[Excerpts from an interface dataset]
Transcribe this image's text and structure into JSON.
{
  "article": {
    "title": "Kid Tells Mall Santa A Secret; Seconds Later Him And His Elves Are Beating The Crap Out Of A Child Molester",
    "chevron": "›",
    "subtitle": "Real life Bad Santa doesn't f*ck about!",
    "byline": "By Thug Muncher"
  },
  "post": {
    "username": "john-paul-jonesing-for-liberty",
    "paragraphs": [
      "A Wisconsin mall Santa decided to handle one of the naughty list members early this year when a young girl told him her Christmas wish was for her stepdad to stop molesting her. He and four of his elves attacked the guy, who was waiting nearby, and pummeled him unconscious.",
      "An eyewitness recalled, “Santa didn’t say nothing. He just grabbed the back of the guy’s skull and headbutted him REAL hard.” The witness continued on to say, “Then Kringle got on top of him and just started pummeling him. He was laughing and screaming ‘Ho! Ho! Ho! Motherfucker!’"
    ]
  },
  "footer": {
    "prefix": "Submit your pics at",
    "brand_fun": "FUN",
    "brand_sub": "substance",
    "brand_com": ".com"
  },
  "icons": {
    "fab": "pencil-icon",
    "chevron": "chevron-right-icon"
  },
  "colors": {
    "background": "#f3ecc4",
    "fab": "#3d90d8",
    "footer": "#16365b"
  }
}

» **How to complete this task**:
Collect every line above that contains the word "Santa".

» **Your response**:
    "title": "Kid Tells Mall Santa A Secret; Seconds Later Him And His Elves Are Beating The Crap Out Of A Child Molester",
    "subtitle": "Real life Bad Santa doesn't f*ck about!",
      "A Wisconsin mall Santa decided to handle one of the naughty list members early this year when a young girl told him her Christmas wish was for her stepdad to stop molesting her. He and four of his elves attacked the guy, who was waiting nearby, and pummeled him unconscious.",
      "An eyewitness recalled, “Santa didn’t say nothing. He just grabbed the back of the guy’s skull and headbutted him REAL hard.” The witness continued on to say, “Then Kringle got on top of him and just started pummeling him. He was laughing and screaming ‘Ho! Ho! Ho! Motherfucker!’"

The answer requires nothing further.